As for motion handling, you’ll want to notch it down from the default settings to avoid overly processed action scenes, but set to minimum you’ll get a good balance of sharper moving images without too much smoothing.
Gamers will benefit from the Panasonic’s low input lag too, which measures at 25.7ms. There’s faster out there, but anything under 40ms is more than fit for purpose.
If you’re more casual buyer than calibrator extraordinaire, the maze of menus offered up by the EZ952 might be a little overwhelming, thanks to a truckload of technical options that carry very little explanation. Fortunately, you only have to do it once.
You’ll find some menus greyed out because something else is switched on, for example, and only more options still if you stray away from the ‘Normal’ mode.
After much dabbling, we didn’t find any of the further settings improved on what we were able to get from the standard menu, though professional calibrators will definitely want to fine tune their options here.
The rest of us will be pretty happy with a few small adjustments to sharpness, colour, contrast and brightness (we use a THX Optimiser disc or the THX app for iOS and Android), plus we’d recommend disabling the Ambient Sensor and dropping Intelligent Frame Creation to minimum for best results.
Operating system: a Fire(fox) in its belly
There was a time when a TV’s operating system was just a nice way to get around from menu to menu – now we rely on it for a large chunk of our telly watching.
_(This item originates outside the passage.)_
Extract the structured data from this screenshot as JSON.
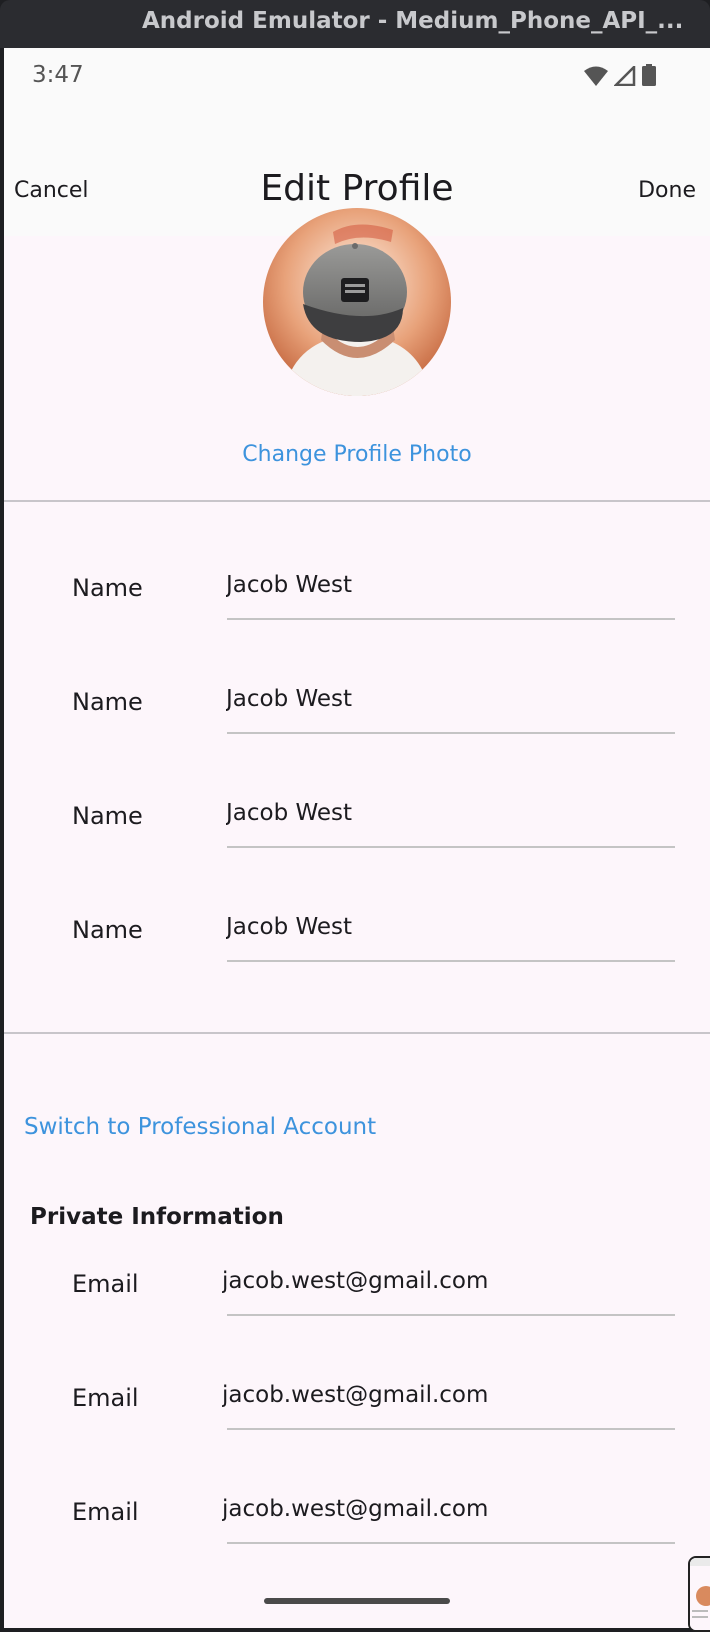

The EZ952, like the rest of Panasonic’s 2017 TV range, runs on Firefox’s OS, a bright, clean and easy-to-use system that’s bolted on top of Panasonic’s more run-of-the-mill menus.
It’s got pretty much every catch-up and on-demand service you could want, apart from – at the time of testing – Amazon Video. Worry not if that’s your service of choice though, as Panasonic has promised us it’ll be ready to go by the time the telly is on the shelves. Which is about now, actually.
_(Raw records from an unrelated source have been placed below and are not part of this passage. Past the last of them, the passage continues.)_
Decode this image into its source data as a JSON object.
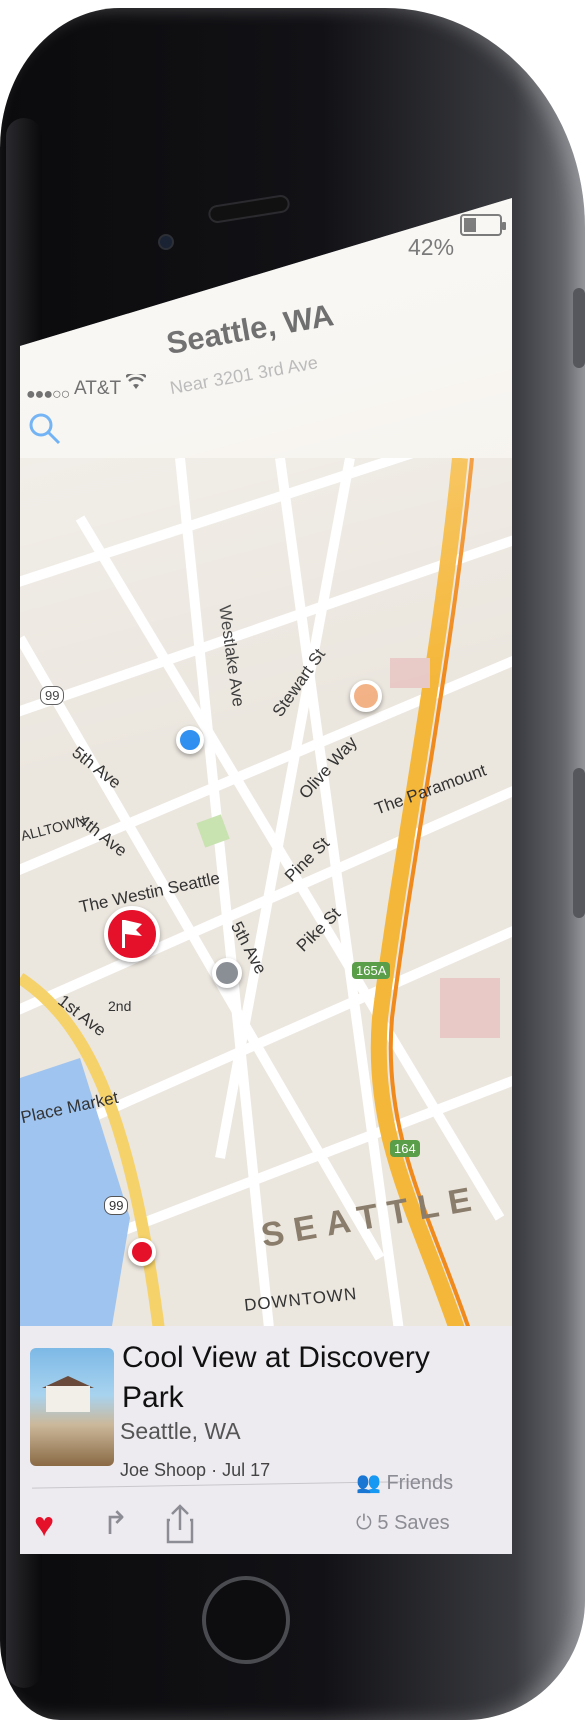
{
  "status_bar": {
    "signal": "●●●○○",
    "carrier": "AT&T",
    "battery": "42%"
  },
  "header": {
    "title": "Seattle, WA",
    "subtitle": "Near 3201 3rd Ave"
  },
  "map": {
    "streets": [
      "Westlake Ave",
      "Stewart St",
      "5th Ave",
      "Olive Way",
      "4th Ave",
      "Pine St",
      "5th Ave",
      "Pike St",
      "1st Ave"
    ],
    "places": [
      "The Westin Seattle",
      "The Paramount",
      "Place Market",
      "DOWNTOWN"
    ],
    "highways": [
      "99",
      "99",
      "165A",
      "164"
    ],
    "city_label": "SEATTLE",
    "district_label": "ALLTOWN",
    "partial_street": "2nd",
    "pins": [
      {
        "color": "#2f8ff0"
      },
      {
        "color": "#f3b286"
      },
      {
        "color": "#8a8e95"
      },
      {
        "color": "#e5102a"
      },
      {
        "color": "#e5102a"
      }
    ]
  },
  "card": {
    "title": "Cool View at Discovery Park",
    "location": "Seattle, WA",
    "author": "Joe Shoop",
    "date": "Jul 17",
    "separator": "·",
    "friends_label": "Friends",
    "saves_label": "5 Saves"
  },
  "colors": {
    "accent": "#e5102a",
    "search": "#2f8ff0",
    "highway": "#f5b73a"
  }
}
As for navigating your way around, you’ll have a choice of two remotes – a larger standard clicker, and a smaller option complete with touchpad and ergonomic styling.
Call us old school, but we like the regular remote for making our way around with the fewest hiccups. The touchpad isn’t always the most reliable or accurate with our swipes, and that’s just annoying.
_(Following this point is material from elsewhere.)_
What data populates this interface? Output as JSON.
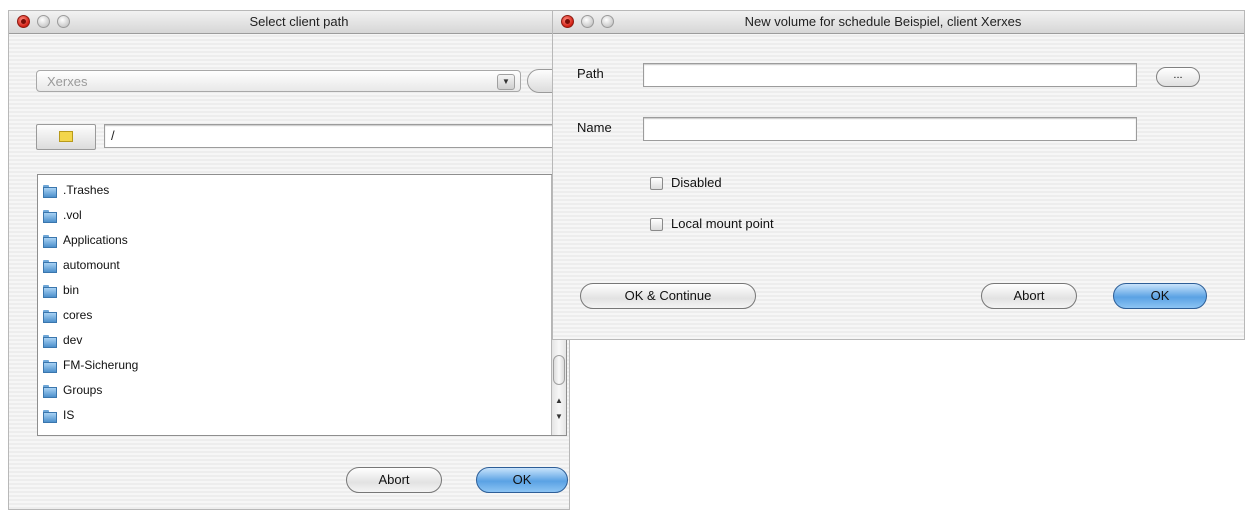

Sound: you’re going to want a soundbar
Prepare your surprised faces - the sound from the EZ952 isn’t much to write home about. It’s not terrible, and is actually a little more direct than the sound on the LG B7, but you’ll also find it a touch harsh on the ears in busy scenes and sibilant with speech. A soundbar would help out in both respects.
If you decide to stick with it, though, there are a few modes that are worth investigating. We’d suggest sticking to Standard for your day-to-day telly watching, but the surround modes are worth playing around with for movies.
You’ll get more bass (but also unfortunately more treble) for those action movies, and more space to boot. It can sound a little artificial if you’re listening with a critical ear, but it’s worth trying out to see if you like it.
Panasonic TX-55EZ952B verdict
The Panasonic TX-55EZ952B is the strait-laced friend at a pretty extravagant party right now. But while we can look past its uninspiring design and its maze of menus, for a TV seemingly aimed at enthusiasts its downfalls in picture quality are a bit of a headscratcher.
Sure, those of you with a lot of time on your hands may be able to eke out a bit more by way of performance via fiddling around in the many menus, but most people will get the disappointing HDR experience we did.
That's particularly frustrating, because elsewhere it’s a strong TV. It can’t compete with the Sony A1 in overall performance, but it’s not alone there.
If you’re not bothered by HDR, you could easily pick the EZ952 over the LG B7 and not feel short changed. But if you’re as excited by HDR as we are (and you should be), the Panasonic struggles to make a strong enough case for itself. Especially with a price tag as costly as this.